RC teaching with or without target?
So many people ponder between teaching RC with or without a target. Silvia has now experienced both and gives us a list of the most common challenges with both.
Challenges, when teaching without a target
You need more room
You need more equipment
More repetitions on a DW are needed
Different exits can be harder, especially for some dogs.
Challenges, when teaching with a target
Some dogs not adding speed
Some dogs switching to leaps when speed is added
The problems connected with target training can be solved by adding speed earlier on, so this is Silvia’s preferred way now, which she uses in her classes as well.
Do RCs increase risks for agility dogs?
Silvia doesn’t think RCs increase the risk of injury in agility: “I've seen way more 2on2off dogs struggling with staying on a DW than RC dogs. I think RC dogs have a much better understanding of how to manage that width with speed and how to load on safely.”
“My 6 last agility dogs have all had RCs and in trials, only Bi fell off once. And La got blown off by the wind once. Le never fell off in her life, but had a strange problem at the latest EO, on a perfectly safe approach, that ended with her jumping off - we think she hurt her toe on the see-saw just before that and that threw her off balance on the DW.”
Instead of worrying about dog walk safety, Silvia is concerned about metal wings, tunnels and surfaces: “I've seen way more accidents with those than with the dog-walk.”
Do RC for the fun of it - not just for being competitive
Silvia thinks that doing RC just for being competitive is the wrong starting point for training. “If you want RC just to be competitive, then don't do it. Do it for the fun of it, for the thrill, for the challenge.”
When asked what she wants to say to people who are struggling with RC, Silvia has a clear answer:
“Don't give up - it can be frustrating at times - but it's all worth it when you get there!
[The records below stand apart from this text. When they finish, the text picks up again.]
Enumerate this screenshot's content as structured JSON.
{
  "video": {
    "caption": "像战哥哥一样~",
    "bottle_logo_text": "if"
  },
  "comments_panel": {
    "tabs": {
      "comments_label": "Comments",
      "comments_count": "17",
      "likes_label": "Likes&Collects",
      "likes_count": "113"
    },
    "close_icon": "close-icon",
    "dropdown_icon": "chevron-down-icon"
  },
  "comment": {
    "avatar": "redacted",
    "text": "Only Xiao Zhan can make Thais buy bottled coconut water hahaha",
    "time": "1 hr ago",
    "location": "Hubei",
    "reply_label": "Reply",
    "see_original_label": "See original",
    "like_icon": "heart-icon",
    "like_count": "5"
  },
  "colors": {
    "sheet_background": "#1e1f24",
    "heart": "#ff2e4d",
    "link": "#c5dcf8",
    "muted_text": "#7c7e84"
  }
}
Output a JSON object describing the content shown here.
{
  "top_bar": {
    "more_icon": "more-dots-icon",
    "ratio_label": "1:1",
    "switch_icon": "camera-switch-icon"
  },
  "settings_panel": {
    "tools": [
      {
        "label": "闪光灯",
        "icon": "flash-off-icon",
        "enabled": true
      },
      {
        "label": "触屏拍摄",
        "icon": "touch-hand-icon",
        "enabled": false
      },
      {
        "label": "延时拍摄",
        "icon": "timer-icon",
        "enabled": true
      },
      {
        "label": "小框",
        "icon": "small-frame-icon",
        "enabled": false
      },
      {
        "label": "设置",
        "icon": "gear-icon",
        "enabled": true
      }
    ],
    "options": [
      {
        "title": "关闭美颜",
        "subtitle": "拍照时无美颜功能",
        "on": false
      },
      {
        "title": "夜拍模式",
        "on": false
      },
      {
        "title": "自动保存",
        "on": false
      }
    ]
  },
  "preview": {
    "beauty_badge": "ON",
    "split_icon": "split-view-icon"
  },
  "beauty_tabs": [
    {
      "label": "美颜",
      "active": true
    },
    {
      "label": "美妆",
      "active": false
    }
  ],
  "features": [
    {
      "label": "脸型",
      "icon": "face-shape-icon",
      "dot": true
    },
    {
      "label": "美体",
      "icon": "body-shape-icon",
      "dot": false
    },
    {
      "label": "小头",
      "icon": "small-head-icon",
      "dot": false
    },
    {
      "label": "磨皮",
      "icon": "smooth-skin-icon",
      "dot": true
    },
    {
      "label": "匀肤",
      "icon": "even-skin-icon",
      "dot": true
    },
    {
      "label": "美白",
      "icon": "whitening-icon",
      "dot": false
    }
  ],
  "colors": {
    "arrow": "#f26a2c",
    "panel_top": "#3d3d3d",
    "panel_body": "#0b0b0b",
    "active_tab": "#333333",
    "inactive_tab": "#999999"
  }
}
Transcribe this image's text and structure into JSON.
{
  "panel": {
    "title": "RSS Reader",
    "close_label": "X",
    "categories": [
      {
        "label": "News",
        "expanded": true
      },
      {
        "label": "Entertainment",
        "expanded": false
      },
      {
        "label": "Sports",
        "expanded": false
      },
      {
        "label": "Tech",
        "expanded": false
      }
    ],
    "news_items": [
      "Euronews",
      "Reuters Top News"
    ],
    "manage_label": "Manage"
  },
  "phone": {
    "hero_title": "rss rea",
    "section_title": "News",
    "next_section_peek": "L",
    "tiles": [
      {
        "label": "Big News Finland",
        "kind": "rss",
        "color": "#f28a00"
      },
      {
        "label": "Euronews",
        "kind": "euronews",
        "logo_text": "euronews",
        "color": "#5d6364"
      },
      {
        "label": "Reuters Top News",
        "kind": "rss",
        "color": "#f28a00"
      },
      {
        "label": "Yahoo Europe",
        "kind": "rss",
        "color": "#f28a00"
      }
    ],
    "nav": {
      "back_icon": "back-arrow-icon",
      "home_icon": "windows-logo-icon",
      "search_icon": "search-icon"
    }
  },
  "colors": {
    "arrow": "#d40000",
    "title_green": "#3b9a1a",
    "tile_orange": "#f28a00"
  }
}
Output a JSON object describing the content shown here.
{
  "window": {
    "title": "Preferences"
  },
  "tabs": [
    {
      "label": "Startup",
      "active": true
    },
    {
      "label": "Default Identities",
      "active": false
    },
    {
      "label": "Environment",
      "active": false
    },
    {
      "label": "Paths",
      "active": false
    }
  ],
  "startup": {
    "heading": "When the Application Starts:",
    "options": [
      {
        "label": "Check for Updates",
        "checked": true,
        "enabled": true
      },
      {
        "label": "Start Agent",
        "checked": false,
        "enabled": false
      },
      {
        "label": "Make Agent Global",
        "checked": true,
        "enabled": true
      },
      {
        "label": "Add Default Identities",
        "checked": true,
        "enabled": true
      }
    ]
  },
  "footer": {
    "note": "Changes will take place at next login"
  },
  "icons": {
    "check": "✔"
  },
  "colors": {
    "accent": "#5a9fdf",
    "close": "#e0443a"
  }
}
It’s a bit harder to train than 2on2off, but way easier to maintain. And yes, every dog, of all sizes, can learn RC, you just need to adjust to each dog a bit, of course.”